Everyone in hockey seems to admire the Islanders’ balance, defensive commitment, coaching and spunk.
Everyone in hockey also seems to agree on their biggest deficiency: the lack of an elite offensive finisher.
That reality hit home Monday night when they played the Rangers and got their first in-person look at a guy who might have provided an answer to that question mark.
Artemi Panarin assisted on the Rangers’ first three goals and scored their next two in a 6-2 rout at Madison Square Garden, making it impossible for Islanders fans not to wonder what might have been.
Remember? The Islanders pursued Panarin as a free agent last summer, even outbidding the Rangers, only to see the talented Russian sign with the Blueshirts anyway for seven years and $81.5 million.

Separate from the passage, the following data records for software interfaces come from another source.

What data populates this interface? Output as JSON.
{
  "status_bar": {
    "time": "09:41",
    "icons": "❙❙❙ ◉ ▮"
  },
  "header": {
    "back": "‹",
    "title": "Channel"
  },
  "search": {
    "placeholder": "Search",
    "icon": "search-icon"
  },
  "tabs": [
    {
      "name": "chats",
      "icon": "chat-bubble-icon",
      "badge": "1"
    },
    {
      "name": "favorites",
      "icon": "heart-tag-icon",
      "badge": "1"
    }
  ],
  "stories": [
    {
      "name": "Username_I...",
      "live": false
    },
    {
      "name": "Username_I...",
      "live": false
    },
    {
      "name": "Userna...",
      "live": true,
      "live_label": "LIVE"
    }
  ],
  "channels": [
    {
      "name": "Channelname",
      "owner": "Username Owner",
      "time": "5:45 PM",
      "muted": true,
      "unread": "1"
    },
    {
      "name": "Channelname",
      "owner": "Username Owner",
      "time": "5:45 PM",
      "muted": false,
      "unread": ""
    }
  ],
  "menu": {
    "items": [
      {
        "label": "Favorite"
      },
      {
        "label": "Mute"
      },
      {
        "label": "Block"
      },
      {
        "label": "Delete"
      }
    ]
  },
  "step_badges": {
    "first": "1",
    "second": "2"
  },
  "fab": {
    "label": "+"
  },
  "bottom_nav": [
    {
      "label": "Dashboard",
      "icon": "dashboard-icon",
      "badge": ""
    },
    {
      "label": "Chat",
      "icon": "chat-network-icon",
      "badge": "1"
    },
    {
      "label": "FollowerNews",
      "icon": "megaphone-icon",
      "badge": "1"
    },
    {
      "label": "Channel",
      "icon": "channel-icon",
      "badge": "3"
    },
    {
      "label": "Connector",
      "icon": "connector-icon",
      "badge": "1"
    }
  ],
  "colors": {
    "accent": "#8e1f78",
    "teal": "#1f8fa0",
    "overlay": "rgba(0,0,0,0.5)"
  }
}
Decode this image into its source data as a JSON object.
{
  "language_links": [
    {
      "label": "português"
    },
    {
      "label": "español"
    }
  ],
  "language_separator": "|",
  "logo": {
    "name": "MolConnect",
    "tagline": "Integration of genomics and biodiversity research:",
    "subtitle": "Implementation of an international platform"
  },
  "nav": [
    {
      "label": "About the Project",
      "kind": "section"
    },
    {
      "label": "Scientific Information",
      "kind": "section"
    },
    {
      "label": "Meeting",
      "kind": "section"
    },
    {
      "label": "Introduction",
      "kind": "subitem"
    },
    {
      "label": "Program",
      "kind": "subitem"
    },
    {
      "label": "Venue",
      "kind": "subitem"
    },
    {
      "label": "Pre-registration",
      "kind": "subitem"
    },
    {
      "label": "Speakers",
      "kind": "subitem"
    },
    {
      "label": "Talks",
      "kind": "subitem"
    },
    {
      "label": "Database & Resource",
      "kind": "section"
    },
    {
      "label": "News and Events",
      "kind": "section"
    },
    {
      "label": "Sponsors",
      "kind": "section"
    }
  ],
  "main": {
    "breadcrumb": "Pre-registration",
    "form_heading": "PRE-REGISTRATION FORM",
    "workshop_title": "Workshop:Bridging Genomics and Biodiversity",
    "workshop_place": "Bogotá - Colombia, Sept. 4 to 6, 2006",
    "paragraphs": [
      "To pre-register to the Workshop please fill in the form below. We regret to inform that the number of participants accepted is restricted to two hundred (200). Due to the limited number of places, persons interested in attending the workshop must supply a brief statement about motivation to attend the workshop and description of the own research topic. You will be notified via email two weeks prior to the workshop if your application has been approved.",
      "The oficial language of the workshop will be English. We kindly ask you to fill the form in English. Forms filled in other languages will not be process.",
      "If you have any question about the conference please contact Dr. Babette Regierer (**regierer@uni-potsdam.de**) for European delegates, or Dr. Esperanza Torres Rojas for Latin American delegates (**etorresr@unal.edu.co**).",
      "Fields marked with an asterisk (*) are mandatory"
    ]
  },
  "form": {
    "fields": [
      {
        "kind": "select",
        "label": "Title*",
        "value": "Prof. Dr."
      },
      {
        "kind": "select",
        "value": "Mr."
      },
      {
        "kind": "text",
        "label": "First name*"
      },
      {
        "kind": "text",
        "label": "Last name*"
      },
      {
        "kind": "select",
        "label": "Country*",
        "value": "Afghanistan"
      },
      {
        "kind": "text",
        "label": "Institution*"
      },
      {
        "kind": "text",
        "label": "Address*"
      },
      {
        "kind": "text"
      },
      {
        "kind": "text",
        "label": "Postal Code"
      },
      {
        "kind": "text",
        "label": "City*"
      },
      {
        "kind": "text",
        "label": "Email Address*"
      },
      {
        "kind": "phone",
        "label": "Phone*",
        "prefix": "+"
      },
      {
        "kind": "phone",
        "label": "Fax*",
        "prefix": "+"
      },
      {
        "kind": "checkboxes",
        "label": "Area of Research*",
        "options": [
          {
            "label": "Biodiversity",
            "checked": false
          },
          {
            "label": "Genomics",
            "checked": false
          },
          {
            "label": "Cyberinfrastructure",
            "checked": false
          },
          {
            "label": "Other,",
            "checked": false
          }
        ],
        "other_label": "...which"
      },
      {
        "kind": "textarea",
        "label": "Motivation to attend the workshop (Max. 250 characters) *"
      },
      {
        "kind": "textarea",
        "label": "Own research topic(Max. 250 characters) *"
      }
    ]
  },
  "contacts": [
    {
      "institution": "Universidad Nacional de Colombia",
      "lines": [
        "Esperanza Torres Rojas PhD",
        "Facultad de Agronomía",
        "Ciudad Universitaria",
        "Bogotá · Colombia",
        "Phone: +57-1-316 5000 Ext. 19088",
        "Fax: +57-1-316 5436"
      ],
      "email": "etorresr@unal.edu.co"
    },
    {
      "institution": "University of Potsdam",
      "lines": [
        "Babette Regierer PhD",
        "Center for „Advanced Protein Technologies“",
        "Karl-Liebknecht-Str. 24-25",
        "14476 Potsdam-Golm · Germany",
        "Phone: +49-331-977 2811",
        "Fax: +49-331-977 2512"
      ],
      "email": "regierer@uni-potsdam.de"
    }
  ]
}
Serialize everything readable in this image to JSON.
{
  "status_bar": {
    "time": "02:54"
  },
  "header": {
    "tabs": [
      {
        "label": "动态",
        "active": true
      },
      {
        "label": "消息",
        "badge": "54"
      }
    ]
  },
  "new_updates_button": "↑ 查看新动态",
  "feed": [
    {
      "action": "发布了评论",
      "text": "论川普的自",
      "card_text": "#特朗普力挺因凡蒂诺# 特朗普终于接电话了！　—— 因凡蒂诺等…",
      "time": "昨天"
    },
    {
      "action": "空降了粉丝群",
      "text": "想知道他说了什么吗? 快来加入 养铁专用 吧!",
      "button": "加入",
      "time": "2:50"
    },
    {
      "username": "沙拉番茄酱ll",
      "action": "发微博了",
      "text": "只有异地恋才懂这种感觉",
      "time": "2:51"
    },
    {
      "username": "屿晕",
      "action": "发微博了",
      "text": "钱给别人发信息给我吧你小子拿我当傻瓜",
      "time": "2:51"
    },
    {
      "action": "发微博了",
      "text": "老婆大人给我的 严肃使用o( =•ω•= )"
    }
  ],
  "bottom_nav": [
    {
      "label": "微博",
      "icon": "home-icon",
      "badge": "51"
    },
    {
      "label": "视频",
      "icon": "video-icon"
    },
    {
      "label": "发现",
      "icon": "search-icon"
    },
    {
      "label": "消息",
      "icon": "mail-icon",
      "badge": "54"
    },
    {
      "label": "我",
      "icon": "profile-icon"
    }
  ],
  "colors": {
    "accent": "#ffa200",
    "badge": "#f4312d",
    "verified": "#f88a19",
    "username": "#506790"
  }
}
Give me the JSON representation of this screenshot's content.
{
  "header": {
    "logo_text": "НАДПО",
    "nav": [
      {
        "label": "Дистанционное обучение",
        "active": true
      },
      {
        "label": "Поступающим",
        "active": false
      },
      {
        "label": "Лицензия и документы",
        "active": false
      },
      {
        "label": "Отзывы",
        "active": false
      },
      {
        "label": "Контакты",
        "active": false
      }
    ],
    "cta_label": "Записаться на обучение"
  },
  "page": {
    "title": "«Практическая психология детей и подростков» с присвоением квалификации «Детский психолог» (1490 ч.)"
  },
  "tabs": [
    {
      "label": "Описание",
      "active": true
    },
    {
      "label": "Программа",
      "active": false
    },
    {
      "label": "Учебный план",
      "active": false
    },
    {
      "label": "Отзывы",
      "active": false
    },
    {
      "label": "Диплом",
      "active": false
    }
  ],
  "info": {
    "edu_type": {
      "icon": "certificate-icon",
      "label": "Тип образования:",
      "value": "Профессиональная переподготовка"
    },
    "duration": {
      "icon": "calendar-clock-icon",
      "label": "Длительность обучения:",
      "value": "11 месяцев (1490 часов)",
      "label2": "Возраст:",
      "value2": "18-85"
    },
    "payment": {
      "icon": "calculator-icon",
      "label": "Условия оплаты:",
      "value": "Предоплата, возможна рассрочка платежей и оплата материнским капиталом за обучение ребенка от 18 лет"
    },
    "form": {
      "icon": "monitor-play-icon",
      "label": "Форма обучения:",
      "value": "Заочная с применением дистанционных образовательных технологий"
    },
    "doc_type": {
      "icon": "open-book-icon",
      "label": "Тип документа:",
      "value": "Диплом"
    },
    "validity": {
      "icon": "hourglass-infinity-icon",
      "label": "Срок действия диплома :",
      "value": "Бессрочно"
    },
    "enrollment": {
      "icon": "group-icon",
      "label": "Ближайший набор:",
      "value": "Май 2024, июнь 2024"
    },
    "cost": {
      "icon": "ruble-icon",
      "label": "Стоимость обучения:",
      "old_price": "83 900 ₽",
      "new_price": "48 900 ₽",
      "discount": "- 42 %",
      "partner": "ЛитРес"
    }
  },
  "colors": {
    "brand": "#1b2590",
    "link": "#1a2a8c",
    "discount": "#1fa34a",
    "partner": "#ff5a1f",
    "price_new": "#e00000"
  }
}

All he has done since is show why both teams were prepared to throw money at him.
Entering Monday, he was tied for fifth in the NHL with 62 points. The first Islander on that list? Mathew Barzal, tied for 50th with 37 points. The next? Brock Nelson, tied for 92nd with 31.
Panarin now has 67 after tying his career high with five points in a game.
Not that he was gloating afterward. He insisted through a translator that it was just another game for him, although he acknowledged that there might have been “some summer thing between the Rangers and Islanders.”
The echoes of that “summer thing” could be felt for a long time.
When one considers that the Islanders’ most skilled player, Barzal, is a playmaker by nature, it is tempting to consider what he would have looked like on a line with Panarin.
But coach Barry Trotz does not allow himself to go there.
“I can’t, because he’s not on our team,” he said before the game. “ . . . There was an opportunity last year that we obviously were looking at him, but he’s not with us. So I don’t really look back. I try to look forward.”
Fair enough. It also is fair to point out that the Islanders are 10 points ahead of the Rangers in the standings.
But in one sense, that makes Panarin’s decision more difficult to swallow: The Islanders would have offered more money and more wins.
Many assumed Panarin was set on playing in Manhattan and the Islanders merely provided negotiating leverage. There certainly is no sign he has regrets. On the contrary, he’s enjoying himself.
“In the beginning of the season, it was not really easy because of a new contract and new team, everything new,” he told Newsday in English before the game. “Right now, it’s so much better.”
Panarin, 28, said his signing decision came down to one thing: “It was in my heart. Usually I do that . . . I look inside.”
Jacob Trouba was asked after the game if anything Panarin does surprises him anymore, and he said, “Yeah, pretty much everything. We just sit on the bench and some of the stuff, guys will look at each other and just be like ‘Wow.’ ”
Ryan Strome, Panarin’s linemate and a former Islander, said before the game, “Having him on the wing is just crazy. Just the way he sees the ice and the plays he makes, it makes the game so easy for me.”
Asked before the game how to best deal with Panarin, Trotz laughed and said, “Keep him on the bench as much as you can, that’d be the best thing. The flu bug, things like that.”
When it was over, Trotz said he tried in vain to find an answer for Panarin’s line. “He had five points,’’ he said, “and probably could’ve had eight points in terms of the chances that occurred.”
Strome did not disagree with the idea that his old team could benefit from a sniper like Panarin. “For sure,” he said. “But at the end of the day, every team needs a guy like him, right?”